─── The data

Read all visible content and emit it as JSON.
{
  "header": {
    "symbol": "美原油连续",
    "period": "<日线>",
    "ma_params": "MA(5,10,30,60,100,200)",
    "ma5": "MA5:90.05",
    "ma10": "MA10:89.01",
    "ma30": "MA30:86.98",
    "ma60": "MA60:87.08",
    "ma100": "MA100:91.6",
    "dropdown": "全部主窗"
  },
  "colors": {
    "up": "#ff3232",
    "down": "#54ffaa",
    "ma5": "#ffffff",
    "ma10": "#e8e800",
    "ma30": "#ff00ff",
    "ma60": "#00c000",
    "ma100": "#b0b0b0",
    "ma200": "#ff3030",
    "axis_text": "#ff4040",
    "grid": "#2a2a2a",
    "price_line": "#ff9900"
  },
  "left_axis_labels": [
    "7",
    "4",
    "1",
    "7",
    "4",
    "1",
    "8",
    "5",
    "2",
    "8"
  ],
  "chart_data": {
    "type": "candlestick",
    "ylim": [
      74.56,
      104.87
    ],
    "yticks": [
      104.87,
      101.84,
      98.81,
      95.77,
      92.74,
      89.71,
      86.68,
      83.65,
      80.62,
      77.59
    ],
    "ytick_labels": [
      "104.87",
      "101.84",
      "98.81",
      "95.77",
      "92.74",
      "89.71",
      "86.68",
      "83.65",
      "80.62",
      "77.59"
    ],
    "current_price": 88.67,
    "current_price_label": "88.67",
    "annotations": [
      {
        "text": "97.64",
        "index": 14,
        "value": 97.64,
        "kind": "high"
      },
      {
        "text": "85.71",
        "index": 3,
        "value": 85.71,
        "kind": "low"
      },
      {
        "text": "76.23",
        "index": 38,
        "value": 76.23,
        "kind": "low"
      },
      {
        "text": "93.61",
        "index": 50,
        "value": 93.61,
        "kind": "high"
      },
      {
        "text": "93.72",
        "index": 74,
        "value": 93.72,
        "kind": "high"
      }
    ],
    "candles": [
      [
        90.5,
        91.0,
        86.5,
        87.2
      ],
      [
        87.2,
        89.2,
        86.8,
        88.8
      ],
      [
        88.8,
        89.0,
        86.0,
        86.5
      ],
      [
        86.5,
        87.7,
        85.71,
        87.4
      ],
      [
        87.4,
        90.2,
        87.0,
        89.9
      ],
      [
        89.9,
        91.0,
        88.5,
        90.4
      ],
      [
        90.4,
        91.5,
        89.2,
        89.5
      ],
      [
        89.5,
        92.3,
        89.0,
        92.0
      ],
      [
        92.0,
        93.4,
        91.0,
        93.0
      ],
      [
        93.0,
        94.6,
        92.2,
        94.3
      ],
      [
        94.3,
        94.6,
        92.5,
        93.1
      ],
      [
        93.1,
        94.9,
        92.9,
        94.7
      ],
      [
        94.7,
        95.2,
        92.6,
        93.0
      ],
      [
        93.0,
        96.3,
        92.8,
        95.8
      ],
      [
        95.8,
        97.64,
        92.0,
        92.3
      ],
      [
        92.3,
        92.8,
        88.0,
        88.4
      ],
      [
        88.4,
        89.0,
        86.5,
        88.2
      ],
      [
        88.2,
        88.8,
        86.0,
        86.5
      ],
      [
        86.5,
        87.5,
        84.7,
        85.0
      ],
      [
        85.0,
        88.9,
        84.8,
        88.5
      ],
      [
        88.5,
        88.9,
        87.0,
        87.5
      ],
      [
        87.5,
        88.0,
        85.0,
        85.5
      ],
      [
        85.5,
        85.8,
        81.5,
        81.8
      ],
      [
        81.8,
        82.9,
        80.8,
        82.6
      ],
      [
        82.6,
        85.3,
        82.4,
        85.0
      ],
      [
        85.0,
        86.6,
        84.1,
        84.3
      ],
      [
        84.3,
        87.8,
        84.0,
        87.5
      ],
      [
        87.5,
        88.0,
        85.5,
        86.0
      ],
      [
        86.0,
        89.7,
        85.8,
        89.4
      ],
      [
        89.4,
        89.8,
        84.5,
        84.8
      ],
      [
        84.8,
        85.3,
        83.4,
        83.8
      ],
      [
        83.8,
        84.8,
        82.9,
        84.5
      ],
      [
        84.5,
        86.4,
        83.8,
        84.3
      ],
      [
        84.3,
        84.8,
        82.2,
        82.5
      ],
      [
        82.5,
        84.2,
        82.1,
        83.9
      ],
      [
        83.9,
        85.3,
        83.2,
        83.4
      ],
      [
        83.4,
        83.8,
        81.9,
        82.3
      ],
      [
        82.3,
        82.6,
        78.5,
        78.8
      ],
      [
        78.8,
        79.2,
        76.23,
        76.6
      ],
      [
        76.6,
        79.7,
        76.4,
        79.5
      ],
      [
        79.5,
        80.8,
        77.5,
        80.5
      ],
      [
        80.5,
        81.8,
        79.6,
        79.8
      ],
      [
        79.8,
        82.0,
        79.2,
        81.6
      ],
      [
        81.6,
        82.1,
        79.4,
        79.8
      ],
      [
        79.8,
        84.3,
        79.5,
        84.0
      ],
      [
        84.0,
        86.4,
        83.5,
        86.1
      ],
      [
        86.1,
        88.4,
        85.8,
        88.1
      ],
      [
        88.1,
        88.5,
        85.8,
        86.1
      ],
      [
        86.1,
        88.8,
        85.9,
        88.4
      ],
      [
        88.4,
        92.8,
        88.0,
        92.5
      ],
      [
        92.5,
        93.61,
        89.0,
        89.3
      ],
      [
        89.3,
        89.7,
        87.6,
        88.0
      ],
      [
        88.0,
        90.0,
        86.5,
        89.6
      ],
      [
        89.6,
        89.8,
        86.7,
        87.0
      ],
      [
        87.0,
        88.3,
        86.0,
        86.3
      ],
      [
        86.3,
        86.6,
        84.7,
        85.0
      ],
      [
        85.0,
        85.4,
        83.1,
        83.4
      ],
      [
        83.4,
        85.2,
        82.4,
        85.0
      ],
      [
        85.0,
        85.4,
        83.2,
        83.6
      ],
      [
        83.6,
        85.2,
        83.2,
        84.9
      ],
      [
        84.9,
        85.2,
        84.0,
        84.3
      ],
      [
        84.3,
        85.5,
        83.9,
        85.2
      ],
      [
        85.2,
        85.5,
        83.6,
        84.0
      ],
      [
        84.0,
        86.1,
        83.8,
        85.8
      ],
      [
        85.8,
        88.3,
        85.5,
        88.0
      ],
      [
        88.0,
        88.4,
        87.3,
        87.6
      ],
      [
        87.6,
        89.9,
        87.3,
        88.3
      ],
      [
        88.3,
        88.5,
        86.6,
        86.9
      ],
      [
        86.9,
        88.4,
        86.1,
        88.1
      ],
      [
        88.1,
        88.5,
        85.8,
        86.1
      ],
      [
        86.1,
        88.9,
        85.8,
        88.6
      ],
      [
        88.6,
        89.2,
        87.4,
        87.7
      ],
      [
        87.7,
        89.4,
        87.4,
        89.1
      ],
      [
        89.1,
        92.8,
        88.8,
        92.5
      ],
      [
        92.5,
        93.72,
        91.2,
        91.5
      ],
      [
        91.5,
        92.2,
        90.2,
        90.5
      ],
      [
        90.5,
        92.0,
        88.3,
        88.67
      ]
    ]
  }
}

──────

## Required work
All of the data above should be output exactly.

## Answer
Read all visible content and emit it as JSON.
{
  "header": {
    "symbol": "美原油连续",
    "period": "<日线>",
    "ma_params": "MA(5,10,30,60,100,200)",
    "ma5": "MA5:90.05",
    "ma10": "MA10:89.01",
    "ma30": "MA30:86.98",
    "ma60": "MA60:87.08",
    "ma100": "MA100:91.6",
    "dropdown": "全部主窗"
  },
  "colors": {
    "up": "#ff3232",
    "down": "#54ffaa",
    "ma5": "#ffffff",
    "ma10": "#e8e800",
    "ma30": "#ff00ff",
    "ma60": "#00c000",
    "ma100": "#b0b0b0",
    "ma200": "#ff3030",
    "axis_text": "#ff4040",
    "grid": "#2a2a2a",
    "price_line": "#ff9900"
  },
  "left_axis_labels": [
    "7",
    "4",
    "1",
    "7",
    "4",
    "1",
    "8",
    "5",
    "2",
    "8"
  ],
  "chart_data": {
    "type": "candlestick",
    "ylim": [
      74.56,
      104.87
    ],
    "yticks": [
      104.87,
      101.84,
      98.81,
      95.77,
      92.74,
      89.71,
      86.68,
      83.65,
      80.62,
      77.59
    ],
    "ytick_labels": [
      "104.87",
      "101.84",
      "98.81",
      "95.77",
      "92.74",
      "89.71",
      "86.68",
      "83.65",
      "80.62",
      "77.59"
    ],
    "current_price": 88.67,
    "current_price_label": "88.67",
    "annotations": [
      {
        "text": "97.64",
        "index": 14,
        "value": 97.64,
        "kind": "high"
      },
      {
        "text": "85.71",
        "index": 3,
        "value": 85.71,
        "kind": "low"
      },
      {
        "text": "76.23",
        "index": 38,
        "value": 76.23,
        "kind": "low"
      },
      {
        "text": "93.61",
        "index": 50,
        "value": 93.61,
        "kind": "high"
      },
      {
        "text": "93.72",
        "index": 74,
        "value": 93.72,
        "kind": "high"
      }
    ],
    "candles": [
      [
        90.5,
        91.0,
        86.5,
        87.2
      ],
      [
        87.2,
        89.2,
        86.8,
        88.8
      ],
      [
        88.8,
        89.0,
        86.0,
        86.5
      ],
      [
        86.5,
        87.7,
        85.71,
        87.4
      ],
      [
        87.4,
        90.2,
        87.0,
        89.9
      ],
      [
        89.9,
        91.0,
        88.5,
        90.4
      ],
      [
        90.4,
        91.5,
        89.2,
        89.5
      ],
      [
        89.5,
        92.3,
        89.0,
        92.0
      ],
      [
        92.0,
        93.4,
        91.0,
        93.0
      ],
      [
        93.0,
        94.6,
        92.2,
        94.3
      ],
      [
        94.3,
        94.6,
        92.5,
        93.1
      ],
      [
        93.1,
        94.9,
        92.9,
        94.7
      ],
      [
        94.7,
        95.2,
        92.6,
        93.0
      ],
      [
        93.0,
        96.3,
        92.8,
        95.8
      ],
      [
        95.8,
        97.64,
        92.0,
        92.3
      ],
      [
        92.3,
        92.8,
        88.0,
        88.4
      ],
      [
        88.4,
        89.0,
        86.5,
        88.2
      ],
      [
        88.2,
        88.8,
        86.0,
        86.5
      ],
      [
        86.5,
        87.5,
        84.7,
        85.0
      ],
      [
        85.0,
        88.9,
        84.8,
        88.5
      ],
      [
        88.5,
        88.9,
        87.0,
        87.5
      ],
      [
        87.5,
        88.0,
        85.0,
        85.5
      ],
      [
        85.5,
        85.8,
        81.5,
        81.8
      ],
      [
        81.8,
        82.9,
        80.8,
        82.6
      ],
      [
        82.6,
        85.3,
        82.4,
        85.0
      ],
      [
        85.0,
        86.6,
        84.1,
        84.3
      ],
      [
        84.3,
        87.8,
        84.0,
        87.5
      ],
      [
        87.5,
        88.0,
        85.5,
        86.0
      ],
      [
        86.0,
        89.7,
        85.8,
        89.4
      ],
      [
        89.4,
        89.8,
        84.5,
        84.8
      ],
      [
        84.8,
        85.3,
        83.4,
        83.8
      ],
      [
        83.8,
        84.8,
        82.9,
        84.5
      ],
      [
        84.5,
        86.4,
        83.8,
        84.3
      ],
      [
        84.3,
        84.8,
        82.2,
        82.5
      ],
      [
        82.5,
        84.2,
        82.1,
        83.9
      ],
      [
        83.9,
        85.3,
        83.2,
        83.4
      ],
      [
        83.4,
        83.8,
        81.9,
        82.3
      ],
      [
        82.3,
        82.6,
        78.5,
        78.8
      ],
      [
        78.8,
        79.2,
        76.23,
        76.6
      ],
      [
        76.6,
        79.7,
        76.4,
        79.5
      ],
      [
        79.5,
        80.8,
        77.5,
        80.5
      ],
      [
        80.5,
        81.8,
        79.6,
        79.8
      ],
      [
        79.8,
        82.0,
        79.2,
        81.6
      ],
      [
        81.6,
        82.1,
        79.4,
        79.8
      ],
      [
        79.8,
        84.3,
        79.5,
        84.0
      ],
      [
        84.0,
        86.4,
        83.5,
        86.1
      ],
      [
        86.1,
        88.4,
        85.8,
        88.1
      ],
      [
        88.1,
        88.5,
        85.8,
        86.1
      ],
      [
        86.1,
        88.8,
        85.9,
        88.4
      ],
      [
        88.4,
        92.8,
        88.0,
        92.5
      ],
      [
        92.5,
        93.61,
        89.0,
        89.3
      ],
      [
        89.3,
        89.7,
        87.6,
        88.0
      ],
      [
        88.0,
        90.0,
        86.5,
        89.6
      ],
      [
        89.6,
        89.8,
        86.7,
        87.0
      ],
      [
        87.0,
        88.3,
        86.0,
        86.3
      ],
      [
        86.3,
        86.6,
        84.7,
        85.0
      ],
      [
        85.0,
        85.4,
        83.1,
        83.4
      ],
      [
        83.4,
        85.2,
        82.4,
        85.0
      ],
      [
        85.0,
        85.4,
        83.2,
        83.6
      ],
      [
        83.6,
        85.2,
        83.2,
        84.9
      ],
      [
        84.9,
        85.2,
        84.0,
        84.3
      ],
      [
        84.3,
        85.5,
        83.9,
        85.2
      ],
      [
        85.2,
        85.5,
        83.6,
        84.0
      ],
      [
        84.0,
        86.1,
        83.8,
        85.8
      ],
      [
        85.8,
        88.3,
        85.5,
        88.0
      ],
      [
        88.0,
        88.4,
        87.3,
        87.6
      ],
      [
        87.6,
        89.9,
        87.3,
        88.3
      ],
      [
        88.3,
        88.5,
        86.6,
        86.9
      ],
      [
        86.9,
        88.4,
        86.1,
        88.1
      ],
      [
        88.1,
        88.5,
        85.8,
        86.1
      ],
      [
        86.1,
        88.9,
        85.8,
        88.6
      ],
      [
        88.6,
        89.2,
        87.4,
        87.7
      ],
      [
        87.7,
        89.4,
        87.4,
        89.1
      ],
      [
        89.1,
        92.8,
        88.8,
        92.5
      ],
      [
        92.5,
        93.72,
        91.2,
        91.5
      ],
      [
        91.5,
        92.2,
        90.2,
        90.5
      ],
      [
        90.5,
        92.0,
        88.3,
        88.67
      ]
    ]
  }
}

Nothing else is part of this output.